Santa Ana-raised wild frogs are "on their feet."
About 170 fragile southern mountain yellow-legged frogs that teeter on the brink of extinction have been released into the mountains of Southern California.
Most of these amphibians began their lives at the Los Angeles Zoo. They then traveled to the Aquarium of the Pacific and Santa Ana Zoo where they matured. As the frogs became quite independent, they were released into habitats close to their own.
"Release" of the tailless marks a key moment in a comprehensive program to conserve this unique species. Southern yellow-legged mountain frogs are native to the mountainous regions of California. Specifically the San Gabriel, San Bernardino, and San Jacinto Mountains. These medium-sized specimens, ranging from 1.5 to 3.25 inches, display an amazing variety of colors. They often combine brown and yellow hues with dark flecks. Their spots are very reminiscent of lichen or moss, providing these amphibians with excellent camouflage.

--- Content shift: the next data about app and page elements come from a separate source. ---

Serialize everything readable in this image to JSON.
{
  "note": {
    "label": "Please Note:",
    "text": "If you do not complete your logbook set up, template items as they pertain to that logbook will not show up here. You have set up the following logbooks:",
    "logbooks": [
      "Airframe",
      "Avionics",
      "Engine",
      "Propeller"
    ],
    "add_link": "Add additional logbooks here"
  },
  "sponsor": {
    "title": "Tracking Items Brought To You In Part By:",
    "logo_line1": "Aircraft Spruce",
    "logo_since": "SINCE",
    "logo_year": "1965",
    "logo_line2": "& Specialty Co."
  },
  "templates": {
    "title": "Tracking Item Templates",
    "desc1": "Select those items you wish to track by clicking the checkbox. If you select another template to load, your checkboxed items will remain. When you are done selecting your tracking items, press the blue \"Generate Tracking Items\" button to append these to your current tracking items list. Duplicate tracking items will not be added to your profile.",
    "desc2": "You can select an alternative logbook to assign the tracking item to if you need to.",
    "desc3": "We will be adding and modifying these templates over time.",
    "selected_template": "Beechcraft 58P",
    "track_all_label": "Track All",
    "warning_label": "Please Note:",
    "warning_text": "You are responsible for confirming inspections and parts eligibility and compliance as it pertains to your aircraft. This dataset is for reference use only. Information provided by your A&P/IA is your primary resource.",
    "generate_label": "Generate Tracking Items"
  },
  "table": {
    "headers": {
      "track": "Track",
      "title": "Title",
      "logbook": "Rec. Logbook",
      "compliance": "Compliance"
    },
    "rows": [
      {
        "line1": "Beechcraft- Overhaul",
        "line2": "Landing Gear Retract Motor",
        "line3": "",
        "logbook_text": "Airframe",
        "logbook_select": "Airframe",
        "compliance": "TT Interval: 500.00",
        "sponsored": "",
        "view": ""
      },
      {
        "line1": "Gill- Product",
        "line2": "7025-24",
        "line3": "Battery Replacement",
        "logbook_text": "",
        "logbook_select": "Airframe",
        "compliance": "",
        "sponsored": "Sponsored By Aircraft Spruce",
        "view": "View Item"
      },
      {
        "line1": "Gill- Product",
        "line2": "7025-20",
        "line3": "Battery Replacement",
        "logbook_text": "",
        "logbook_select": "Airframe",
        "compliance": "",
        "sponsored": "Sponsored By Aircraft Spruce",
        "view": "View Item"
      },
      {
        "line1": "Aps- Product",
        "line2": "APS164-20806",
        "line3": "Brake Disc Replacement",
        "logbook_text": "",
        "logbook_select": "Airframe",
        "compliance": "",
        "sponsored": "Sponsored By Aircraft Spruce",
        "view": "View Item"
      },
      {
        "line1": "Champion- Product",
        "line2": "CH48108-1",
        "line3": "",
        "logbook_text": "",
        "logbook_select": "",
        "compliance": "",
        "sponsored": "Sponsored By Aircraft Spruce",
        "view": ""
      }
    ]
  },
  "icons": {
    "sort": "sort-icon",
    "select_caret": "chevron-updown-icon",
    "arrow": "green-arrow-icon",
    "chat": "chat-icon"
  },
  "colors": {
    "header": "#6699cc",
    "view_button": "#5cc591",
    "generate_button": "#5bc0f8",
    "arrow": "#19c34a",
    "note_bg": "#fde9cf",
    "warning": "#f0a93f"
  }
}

The Endangered Frog Conservation Program began in 2007 with the establishment of a breeding colony at the Los Angeles Zoo. It has resulted in the release of nearly 6,000 amphibians into the wild. The goal of the program is to establish at least 20 stable frog populations in the wild with a minimum of 50 frogs each.

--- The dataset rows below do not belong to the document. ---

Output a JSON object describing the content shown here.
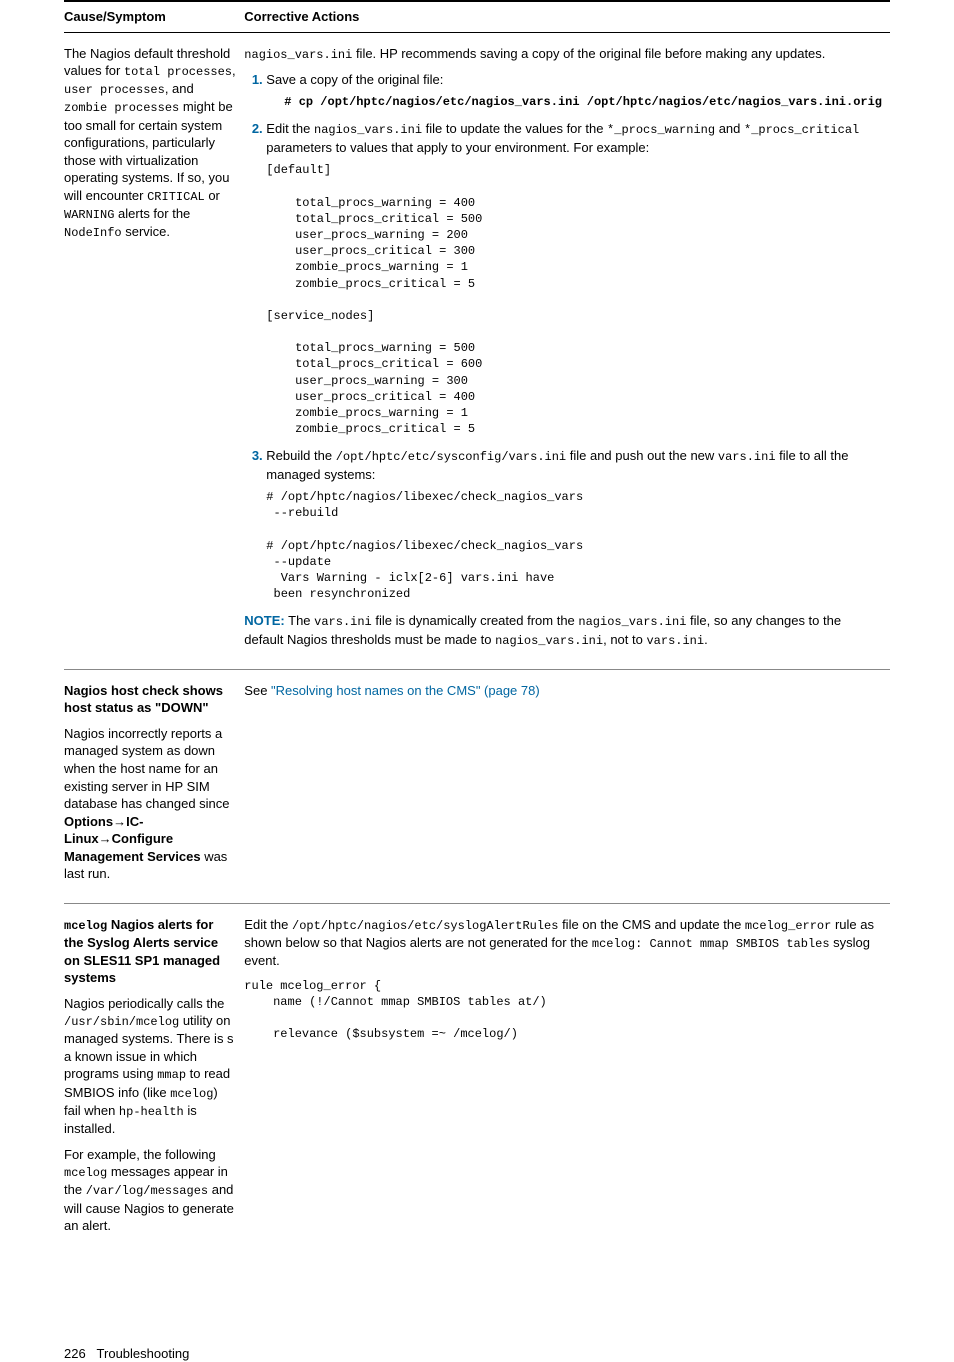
{
  "table": {
    "headers": {
      "left": "Cause/Symptom",
      "right": "Corrective Actions"
    }
  },
  "row1": {
    "left": {
      "p1a": "The Nagios default threshold values for ",
      "c1": "total processes",
      "p1b": ", ",
      "c2": "user processes",
      "p1c": ", and ",
      "c3": "zombie processes",
      "p1d": " might be too small for certain system configurations, particularly those with virtualization operating systems. If so, you will encounter ",
      "c4": "CRITICAL",
      "p1e": " or ",
      "c5": "WARNING",
      "p1f": " alerts for the ",
      "c6": "NodeInfo",
      "p1g": " service."
    },
    "right": {
      "intro_code": "nagios_vars.ini",
      "intro_rest": " file. HP recommends saving a copy of the original file before making any updates.",
      "li1": "Save a copy of the original file:",
      "code1": "# cp /opt/hptc/nagios/etc/nagios_vars.ini /opt/hptc/nagios/etc/nagios_vars.ini.orig",
      "li2a": "Edit the ",
      "li2c1": "nagios_vars.ini",
      "li2b": " file to update the values for the ",
      "li2c2": "*_procs_warning",
      "li2c": " and ",
      "li2c3": "*_procs_critical",
      "li2d": " parameters to values that apply to your environment. For example:",
      "codeA": "[default]\n\n    total_procs_warning = 400\n    total_procs_critical = 500\n    user_procs_warning = 200\n    user_procs_critical = 300\n    zombie_procs_warning = 1\n    zombie_procs_critical = 5\n\n[service_nodes]\n\n    total_procs_warning = 500\n    total_procs_critical = 600\n    user_procs_warning = 300\n    user_procs_critical = 400\n    zombie_procs_warning = 1\n    zombie_procs_critical = 5",
      "li3a": "Rebuild the ",
      "li3c1": "/opt/hptc/etc/sysconfig/vars.ini",
      "li3b": " file and push out the new ",
      "li3c2": "vars.ini",
      "li3c": " file to all the managed systems:",
      "codeB": "# /opt/hptc/nagios/libexec/check_nagios_vars\n --rebuild\n\n# /opt/hptc/nagios/libexec/check_nagios_vars\n --update\n  Vars Warning - iclx[2-6] vars.ini have\n been resynchronized",
      "note_label": "NOTE:",
      "note_a": "   The ",
      "note_c1": "vars.ini",
      "note_b": " file is dynamically created from the ",
      "note_c2": "nagios_vars.ini",
      "note_c": " file, so any changes to the default Nagios thresholds must be made to ",
      "note_c3": "nagios_vars.ini",
      "note_d": ", not to ",
      "note_c4": "vars.ini",
      "note_e": "."
    }
  },
  "row2": {
    "left": {
      "h": "Nagios host check shows host status as \"DOWN\"",
      "p_a": "Nagios incorrectly reports a managed system as down when the host name for an existing server in HP SIM database has changed since ",
      "b1": "Options",
      "arrow1": "→",
      "b2": "IC-Linux",
      "arrow2": "→",
      "b3": "Configure Management Services",
      "p_b": " was last run."
    },
    "right": {
      "a": "See ",
      "link": "\"Resolving host names on the CMS\" (page 78)"
    }
  },
  "row3": {
    "left": {
      "h_c": "mcelog",
      "h_r": " Nagios alerts for the Syslog Alerts service on SLES11 SP1 managed systems",
      "p1a": "Nagios periodically calls the ",
      "c1": "/usr/sbin/mcelog",
      "p1b": " utility on managed systems. There is s a known issue in which programs using ",
      "c2": "mmap",
      "p1c": " to read SMBIOS info (like ",
      "c3": "mcelog",
      "p1d": ") fail when ",
      "c4": "hp-health",
      "p1e": " is installed.",
      "p2a": "For example, the following ",
      "c5": "mcelog",
      "p2b": " messages appear in the ",
      "c6": "/var/log/messages",
      "p2c": " and will cause Nagios to generate an alert."
    },
    "right": {
      "p1a": "Edit the ",
      "c1": "/opt/hptc/nagios/etc/syslogAlertRules",
      "p1b": " file on the CMS and update the ",
      "c2": "mcelog_error",
      "p1c": " rule as shown below so that Nagios alerts are not generated for the ",
      "c3": "mcelog: Cannot mmap SMBIOS tables",
      "p1d": " syslog event.",
      "code": "rule mcelog_error {\n    name (!/Cannot mmap SMBIOS tables at/)\n\n    relevance ($subsystem =~ /mcelog/)"
    }
  },
  "footer": {
    "page": "226",
    "title": "Troubleshooting"
  }
}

"They were once among the most common amphibians in our mountains. And we hope that one day these frogs will once again thrive in their natural habitat," said Amber Suto, education specialist and participant in the Santa Ana Zoo's restoration program.
Also, the "release" of frogs is important because it involves animals from a genetically underrepresented population. Scientists are working tirelessly to protect this fragile species and its habitat. And such their actions potentially increase the yellow-legged creatures' chances of survival.
Southern mountain yellow-legged frogs raised in Santa Ana are an important part of California's natural heritage. Socium.Network team believes that by supporting such initiatives, we can contribute to the conservation of our planet's biodiversity.